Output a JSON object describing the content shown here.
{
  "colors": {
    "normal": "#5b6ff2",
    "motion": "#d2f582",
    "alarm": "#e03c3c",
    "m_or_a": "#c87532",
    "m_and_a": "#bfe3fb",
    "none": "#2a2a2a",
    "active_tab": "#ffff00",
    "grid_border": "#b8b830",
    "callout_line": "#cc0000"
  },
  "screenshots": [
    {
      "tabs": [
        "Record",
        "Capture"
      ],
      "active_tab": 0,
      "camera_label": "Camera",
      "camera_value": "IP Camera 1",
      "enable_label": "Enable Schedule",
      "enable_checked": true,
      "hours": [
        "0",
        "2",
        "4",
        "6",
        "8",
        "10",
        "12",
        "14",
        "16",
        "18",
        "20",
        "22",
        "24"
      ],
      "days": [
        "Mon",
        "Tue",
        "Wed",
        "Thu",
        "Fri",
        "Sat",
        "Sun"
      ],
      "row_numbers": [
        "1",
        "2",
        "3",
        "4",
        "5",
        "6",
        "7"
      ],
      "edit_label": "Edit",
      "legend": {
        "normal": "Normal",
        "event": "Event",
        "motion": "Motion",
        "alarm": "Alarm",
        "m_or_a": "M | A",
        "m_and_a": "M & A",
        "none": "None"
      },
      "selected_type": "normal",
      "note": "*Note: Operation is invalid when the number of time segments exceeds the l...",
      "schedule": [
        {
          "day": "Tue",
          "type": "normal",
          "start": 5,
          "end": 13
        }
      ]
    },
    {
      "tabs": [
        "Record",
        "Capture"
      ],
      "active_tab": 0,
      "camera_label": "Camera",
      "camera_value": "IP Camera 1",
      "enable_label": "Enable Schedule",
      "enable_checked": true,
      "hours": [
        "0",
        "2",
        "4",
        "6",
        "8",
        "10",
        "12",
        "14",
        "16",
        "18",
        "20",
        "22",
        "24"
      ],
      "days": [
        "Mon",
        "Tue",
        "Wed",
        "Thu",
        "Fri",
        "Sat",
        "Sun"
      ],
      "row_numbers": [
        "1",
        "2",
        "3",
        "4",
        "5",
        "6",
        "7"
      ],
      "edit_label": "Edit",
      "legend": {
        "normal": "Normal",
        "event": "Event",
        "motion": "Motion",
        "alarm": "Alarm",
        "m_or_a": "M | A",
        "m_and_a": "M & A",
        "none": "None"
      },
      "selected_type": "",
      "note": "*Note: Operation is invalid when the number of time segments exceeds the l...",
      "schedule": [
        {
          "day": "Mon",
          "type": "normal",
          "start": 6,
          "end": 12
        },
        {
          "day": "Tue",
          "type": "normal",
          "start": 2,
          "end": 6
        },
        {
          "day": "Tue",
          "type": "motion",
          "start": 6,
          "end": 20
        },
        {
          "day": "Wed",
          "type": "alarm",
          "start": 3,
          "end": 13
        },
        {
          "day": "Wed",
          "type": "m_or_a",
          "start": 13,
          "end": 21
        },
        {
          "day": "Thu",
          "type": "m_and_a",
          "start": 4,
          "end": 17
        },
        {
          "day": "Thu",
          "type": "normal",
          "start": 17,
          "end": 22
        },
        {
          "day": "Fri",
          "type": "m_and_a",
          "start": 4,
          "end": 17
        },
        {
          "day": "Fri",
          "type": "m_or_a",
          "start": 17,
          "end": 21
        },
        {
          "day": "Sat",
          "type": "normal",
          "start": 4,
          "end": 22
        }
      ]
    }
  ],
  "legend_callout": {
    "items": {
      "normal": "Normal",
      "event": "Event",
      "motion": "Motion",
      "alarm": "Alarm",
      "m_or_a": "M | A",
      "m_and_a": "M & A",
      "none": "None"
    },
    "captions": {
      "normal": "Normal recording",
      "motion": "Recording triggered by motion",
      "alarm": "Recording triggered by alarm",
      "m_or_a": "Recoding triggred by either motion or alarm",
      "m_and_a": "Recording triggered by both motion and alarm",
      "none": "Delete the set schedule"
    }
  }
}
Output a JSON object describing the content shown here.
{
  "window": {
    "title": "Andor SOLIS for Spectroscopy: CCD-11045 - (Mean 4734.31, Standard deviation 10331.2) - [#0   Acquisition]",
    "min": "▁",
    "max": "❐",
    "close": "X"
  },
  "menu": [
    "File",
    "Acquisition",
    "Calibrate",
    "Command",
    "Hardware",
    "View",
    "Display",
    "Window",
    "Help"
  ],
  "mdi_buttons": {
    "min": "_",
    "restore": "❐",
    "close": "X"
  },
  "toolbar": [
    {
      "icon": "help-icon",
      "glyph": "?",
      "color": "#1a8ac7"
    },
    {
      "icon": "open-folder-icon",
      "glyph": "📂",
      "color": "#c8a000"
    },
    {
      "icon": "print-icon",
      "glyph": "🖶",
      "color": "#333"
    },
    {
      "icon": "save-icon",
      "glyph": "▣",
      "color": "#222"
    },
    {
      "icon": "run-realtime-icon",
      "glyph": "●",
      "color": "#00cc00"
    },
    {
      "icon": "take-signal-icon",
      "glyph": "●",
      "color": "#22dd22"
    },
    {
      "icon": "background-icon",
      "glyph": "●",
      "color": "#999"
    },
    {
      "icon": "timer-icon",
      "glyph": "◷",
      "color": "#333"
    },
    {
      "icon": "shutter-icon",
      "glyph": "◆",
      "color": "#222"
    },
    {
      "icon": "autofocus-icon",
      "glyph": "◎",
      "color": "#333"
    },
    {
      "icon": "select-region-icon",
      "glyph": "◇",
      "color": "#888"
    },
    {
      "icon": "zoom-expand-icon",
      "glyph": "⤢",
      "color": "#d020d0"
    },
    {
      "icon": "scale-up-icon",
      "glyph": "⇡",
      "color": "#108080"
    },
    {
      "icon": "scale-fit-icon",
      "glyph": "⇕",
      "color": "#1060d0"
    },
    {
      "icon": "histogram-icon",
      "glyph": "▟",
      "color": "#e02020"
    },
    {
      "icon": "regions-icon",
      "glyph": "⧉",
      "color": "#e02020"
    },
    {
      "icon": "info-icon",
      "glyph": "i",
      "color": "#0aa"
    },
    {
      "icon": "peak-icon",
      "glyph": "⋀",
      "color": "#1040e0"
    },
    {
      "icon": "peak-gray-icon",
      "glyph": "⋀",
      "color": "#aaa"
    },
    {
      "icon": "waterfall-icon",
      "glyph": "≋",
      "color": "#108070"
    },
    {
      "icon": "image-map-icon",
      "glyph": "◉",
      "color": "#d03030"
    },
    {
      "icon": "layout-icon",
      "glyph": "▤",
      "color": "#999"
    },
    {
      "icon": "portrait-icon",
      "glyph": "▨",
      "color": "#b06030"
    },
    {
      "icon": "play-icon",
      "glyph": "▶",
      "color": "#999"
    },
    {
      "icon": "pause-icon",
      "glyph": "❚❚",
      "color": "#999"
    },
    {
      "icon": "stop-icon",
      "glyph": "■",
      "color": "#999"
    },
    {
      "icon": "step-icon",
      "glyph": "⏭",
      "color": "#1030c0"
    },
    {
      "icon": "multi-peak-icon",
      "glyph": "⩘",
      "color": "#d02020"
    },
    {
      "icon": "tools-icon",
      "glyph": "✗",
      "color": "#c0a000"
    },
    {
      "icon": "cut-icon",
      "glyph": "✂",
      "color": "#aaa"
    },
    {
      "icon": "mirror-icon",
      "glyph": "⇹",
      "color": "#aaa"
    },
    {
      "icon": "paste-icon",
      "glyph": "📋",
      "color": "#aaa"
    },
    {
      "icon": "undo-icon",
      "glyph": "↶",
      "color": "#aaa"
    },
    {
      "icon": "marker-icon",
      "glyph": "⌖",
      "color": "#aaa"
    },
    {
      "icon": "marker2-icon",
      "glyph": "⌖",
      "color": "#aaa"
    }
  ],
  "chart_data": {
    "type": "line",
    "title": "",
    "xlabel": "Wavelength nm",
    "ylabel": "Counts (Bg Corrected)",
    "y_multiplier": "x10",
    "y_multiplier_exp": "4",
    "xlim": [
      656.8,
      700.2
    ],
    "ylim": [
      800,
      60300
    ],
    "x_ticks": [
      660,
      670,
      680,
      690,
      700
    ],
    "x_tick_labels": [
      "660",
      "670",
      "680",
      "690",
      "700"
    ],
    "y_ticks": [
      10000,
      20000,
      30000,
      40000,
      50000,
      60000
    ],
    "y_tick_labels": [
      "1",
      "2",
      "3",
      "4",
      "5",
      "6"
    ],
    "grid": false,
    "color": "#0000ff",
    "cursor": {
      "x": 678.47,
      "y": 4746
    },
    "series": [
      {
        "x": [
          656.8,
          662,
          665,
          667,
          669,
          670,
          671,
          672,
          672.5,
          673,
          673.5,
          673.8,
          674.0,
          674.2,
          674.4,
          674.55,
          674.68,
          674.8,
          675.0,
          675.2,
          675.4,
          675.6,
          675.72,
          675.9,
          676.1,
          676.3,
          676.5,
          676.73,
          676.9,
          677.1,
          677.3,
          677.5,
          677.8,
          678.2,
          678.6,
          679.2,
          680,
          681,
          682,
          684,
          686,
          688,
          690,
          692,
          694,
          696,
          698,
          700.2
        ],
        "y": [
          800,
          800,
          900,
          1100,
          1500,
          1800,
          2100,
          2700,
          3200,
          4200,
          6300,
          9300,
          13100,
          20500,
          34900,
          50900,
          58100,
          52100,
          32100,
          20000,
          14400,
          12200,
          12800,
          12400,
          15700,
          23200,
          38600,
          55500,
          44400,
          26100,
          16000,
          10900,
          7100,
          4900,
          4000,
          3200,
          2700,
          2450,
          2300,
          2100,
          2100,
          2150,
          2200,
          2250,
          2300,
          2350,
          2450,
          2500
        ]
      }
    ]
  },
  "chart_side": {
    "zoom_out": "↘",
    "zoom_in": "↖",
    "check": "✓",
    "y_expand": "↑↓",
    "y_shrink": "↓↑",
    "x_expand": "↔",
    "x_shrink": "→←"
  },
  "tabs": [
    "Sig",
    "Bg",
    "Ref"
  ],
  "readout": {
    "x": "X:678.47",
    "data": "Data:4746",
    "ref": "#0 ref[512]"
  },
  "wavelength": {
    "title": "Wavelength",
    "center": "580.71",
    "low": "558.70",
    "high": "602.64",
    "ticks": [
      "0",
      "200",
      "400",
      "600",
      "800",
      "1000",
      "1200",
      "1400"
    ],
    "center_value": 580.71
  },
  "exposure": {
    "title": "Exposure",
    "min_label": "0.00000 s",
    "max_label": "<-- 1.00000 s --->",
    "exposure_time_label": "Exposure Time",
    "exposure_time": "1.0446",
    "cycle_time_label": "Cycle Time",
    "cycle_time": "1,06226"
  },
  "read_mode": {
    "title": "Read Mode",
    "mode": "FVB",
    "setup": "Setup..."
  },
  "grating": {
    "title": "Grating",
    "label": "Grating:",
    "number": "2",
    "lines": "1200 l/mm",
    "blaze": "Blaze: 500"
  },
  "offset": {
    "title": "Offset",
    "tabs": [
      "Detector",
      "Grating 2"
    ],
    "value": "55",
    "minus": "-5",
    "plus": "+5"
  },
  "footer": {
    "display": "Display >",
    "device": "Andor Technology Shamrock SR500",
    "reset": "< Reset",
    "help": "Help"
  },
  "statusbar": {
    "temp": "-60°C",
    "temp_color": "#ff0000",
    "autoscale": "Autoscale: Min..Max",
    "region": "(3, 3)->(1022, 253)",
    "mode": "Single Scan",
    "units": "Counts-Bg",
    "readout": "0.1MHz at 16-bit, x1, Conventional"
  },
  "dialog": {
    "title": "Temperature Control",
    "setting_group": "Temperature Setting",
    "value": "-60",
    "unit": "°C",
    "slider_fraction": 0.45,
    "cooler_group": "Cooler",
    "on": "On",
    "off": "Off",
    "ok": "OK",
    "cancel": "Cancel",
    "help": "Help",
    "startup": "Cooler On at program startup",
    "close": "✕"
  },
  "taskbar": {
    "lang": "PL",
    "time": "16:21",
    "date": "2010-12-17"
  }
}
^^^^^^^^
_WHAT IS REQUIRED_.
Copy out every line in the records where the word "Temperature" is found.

_RESULT BELOW_.
    "title": "Temperature Control",
    "setting_group": "Temperature Setting",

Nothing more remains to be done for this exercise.